New Construction or Vintage Charm? Here’s How to Pick the Right Home for You
Picking Between New Construction and an Older Home
You’ve probably made this choice before – do you buy something used, or brand new? Maybe you were buying a car, or perhaps you were purchasing another big-ticket item. We have a tendency to think that the newer something is, the fewer problems it may come with, but is that always the case?
Sometimes it can be better to let someone else take the initial hit of depreciation when something makes the jump from “new” to “used.” After all, there’s very little difference between a “new” car with 20 miles on it, parked on the showroom floor and a “used” car with 25 miles on it, parked in your driveway.
A home is likely the single most expensive thing you will ever purchase. So is it better to buy a new home, or to get something vintage? The answer might not be as obvious as it seems; both options have their advantages, and the attendant disadvantages.
The Pros and Cons of New Home Construction
New homes are, well, new. They have a certain un-lived-in quality that may be worth the extra price tag. The walls, floors, windows and doors, the roof, the wiring, the plumbing, and all the fixtures are new, unused, clean, and (presumably) in good working order.
Plus, new homes generally come packaged in new neighborhoods, with new streets and new water lines, and all the other new infrastructure that comes with their new price tag. Plus, depending on your developer, you may be able to have a say in some or all of the architectural details of your new home.
Unfortunately, new homes are made of brand new materials, and in many cases, that can mean off-gassing may be an issue. If you’re at all sensitive to volatile organic compounds, or at all worried that they might affect your health, then maybe a freshly constructed house isn’t the right option for you. Plus, new neighborhoods tend to have less than perfect walk scores, and living in them generally adds to your commute.
The Pros and Cons of Buying a Vintage Home
Older homes have vintage charm, and architectural integrity. They have stood the test of time and were constructed back when building standards really “meant something” — if you believe your grandad. Older homes are typically in better-developed neighborhoods and are usually closer to the arts and commercial hubs of your city.
Unfortunately, standing the test of time can come with a whole host of hidden problems. Dry rot; plumbing issues; compromised water lines; covered-up, bungled remodel jobs; termites—the potential list of what you might find after you sign the papers is enormous. Plus, a great walk score and proximity to what makes the city tick can also come with a higher neighborhood crime rate.
How to Make a Choice That Works for You
Ultimately, you will have to choose which pros outweigh which cons. New houses can be absolutely amazing, but it’s tough to beat the charm of a vintage home, and it’s safe to say that both come with their issues. Weighing those issues against the obvious perks may seem like a daunting task, but as this is the biggest purchase of your life, it’s definitely going to be worth the effort.

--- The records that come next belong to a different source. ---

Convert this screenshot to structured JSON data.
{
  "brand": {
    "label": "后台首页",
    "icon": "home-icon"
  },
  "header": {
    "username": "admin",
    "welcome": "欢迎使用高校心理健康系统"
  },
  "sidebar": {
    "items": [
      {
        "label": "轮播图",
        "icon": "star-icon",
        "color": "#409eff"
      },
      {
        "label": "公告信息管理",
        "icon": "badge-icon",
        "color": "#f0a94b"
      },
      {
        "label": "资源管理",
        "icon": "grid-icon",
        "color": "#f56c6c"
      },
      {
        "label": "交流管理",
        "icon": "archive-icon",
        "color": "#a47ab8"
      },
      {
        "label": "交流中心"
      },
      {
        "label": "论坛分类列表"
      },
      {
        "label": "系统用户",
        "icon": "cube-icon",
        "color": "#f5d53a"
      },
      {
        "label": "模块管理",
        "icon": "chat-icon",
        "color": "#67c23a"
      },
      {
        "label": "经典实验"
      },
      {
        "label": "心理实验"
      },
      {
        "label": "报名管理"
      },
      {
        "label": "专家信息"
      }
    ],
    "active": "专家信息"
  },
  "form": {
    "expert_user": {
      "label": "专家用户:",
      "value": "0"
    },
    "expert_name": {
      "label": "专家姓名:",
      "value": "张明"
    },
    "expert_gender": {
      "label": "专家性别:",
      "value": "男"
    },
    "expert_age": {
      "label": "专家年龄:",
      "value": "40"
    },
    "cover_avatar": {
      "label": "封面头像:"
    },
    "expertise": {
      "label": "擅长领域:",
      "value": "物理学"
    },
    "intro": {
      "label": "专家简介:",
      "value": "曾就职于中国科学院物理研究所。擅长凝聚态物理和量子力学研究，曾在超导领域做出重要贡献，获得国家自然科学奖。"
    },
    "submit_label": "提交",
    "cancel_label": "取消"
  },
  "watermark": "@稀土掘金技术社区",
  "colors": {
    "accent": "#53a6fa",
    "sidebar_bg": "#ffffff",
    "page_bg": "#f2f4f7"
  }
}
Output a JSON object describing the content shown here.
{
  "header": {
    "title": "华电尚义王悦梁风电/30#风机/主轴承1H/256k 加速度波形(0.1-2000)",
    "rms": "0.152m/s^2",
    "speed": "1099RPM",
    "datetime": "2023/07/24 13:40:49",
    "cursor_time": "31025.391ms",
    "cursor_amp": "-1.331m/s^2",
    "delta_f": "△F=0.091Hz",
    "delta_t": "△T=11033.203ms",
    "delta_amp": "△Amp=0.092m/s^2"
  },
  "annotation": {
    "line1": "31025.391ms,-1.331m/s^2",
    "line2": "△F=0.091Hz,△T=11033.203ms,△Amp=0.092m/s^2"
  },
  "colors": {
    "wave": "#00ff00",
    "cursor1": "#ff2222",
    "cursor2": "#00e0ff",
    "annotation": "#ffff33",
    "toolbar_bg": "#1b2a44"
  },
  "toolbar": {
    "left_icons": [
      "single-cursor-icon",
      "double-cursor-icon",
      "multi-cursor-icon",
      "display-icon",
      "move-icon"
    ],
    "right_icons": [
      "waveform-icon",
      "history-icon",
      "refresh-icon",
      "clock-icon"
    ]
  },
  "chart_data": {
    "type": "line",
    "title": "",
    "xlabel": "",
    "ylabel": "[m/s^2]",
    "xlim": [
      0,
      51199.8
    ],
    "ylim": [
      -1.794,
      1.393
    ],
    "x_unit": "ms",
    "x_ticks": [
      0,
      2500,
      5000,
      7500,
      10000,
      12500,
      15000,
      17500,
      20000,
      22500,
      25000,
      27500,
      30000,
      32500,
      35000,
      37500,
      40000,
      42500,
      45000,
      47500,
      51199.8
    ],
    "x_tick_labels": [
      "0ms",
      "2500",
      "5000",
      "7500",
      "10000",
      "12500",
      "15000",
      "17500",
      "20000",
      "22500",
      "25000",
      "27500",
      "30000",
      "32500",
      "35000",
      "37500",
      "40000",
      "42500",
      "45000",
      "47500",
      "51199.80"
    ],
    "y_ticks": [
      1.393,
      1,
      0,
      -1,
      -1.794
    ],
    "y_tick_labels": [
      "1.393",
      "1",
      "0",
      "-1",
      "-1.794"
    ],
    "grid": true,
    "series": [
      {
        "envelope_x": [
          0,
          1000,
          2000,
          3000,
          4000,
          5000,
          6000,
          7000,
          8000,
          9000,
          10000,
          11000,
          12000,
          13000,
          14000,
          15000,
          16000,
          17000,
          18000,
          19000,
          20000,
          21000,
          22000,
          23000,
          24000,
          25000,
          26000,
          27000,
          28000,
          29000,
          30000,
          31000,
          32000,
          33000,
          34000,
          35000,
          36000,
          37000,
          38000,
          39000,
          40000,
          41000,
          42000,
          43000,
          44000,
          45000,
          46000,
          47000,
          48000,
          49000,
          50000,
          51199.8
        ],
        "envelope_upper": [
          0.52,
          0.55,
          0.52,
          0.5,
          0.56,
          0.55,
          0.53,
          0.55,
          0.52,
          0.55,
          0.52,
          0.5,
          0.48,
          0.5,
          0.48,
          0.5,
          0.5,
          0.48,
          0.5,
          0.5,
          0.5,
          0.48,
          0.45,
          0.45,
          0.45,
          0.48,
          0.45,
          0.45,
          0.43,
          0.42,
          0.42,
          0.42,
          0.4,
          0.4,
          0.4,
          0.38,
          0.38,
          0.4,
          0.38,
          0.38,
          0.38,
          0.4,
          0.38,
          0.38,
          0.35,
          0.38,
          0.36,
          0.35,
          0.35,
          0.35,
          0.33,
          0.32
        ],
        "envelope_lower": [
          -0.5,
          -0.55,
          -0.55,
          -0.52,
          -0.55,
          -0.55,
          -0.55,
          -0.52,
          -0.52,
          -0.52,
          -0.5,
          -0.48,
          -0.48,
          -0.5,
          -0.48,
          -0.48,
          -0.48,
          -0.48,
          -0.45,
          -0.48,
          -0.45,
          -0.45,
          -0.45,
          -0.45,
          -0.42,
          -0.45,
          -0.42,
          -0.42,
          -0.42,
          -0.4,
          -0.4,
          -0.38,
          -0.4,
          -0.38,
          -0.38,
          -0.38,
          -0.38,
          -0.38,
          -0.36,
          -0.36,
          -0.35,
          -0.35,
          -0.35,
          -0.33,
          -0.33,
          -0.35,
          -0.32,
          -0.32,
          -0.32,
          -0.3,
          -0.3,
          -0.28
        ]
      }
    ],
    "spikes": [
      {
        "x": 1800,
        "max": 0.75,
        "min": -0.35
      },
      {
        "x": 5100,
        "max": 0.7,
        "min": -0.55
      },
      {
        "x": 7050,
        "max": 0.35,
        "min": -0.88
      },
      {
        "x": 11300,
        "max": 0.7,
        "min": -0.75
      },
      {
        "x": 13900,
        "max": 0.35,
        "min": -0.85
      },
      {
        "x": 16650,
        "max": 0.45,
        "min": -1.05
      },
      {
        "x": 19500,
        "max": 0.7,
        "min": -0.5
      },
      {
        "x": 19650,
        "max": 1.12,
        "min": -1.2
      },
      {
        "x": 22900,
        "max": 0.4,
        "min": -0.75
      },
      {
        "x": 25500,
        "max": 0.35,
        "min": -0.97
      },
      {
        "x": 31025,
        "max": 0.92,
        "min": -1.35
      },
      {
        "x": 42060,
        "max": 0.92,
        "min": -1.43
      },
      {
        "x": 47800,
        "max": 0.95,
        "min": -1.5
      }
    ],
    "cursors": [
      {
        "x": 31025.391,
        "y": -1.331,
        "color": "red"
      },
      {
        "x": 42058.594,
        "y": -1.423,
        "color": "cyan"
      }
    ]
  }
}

Don’t stress too much – most people don’t spend the rest of their lives in their first home these days. You’ll get the opportunity — perhaps several more times — to make this decision again. After all, if you’re truly torn, you could go one way this time and another the next.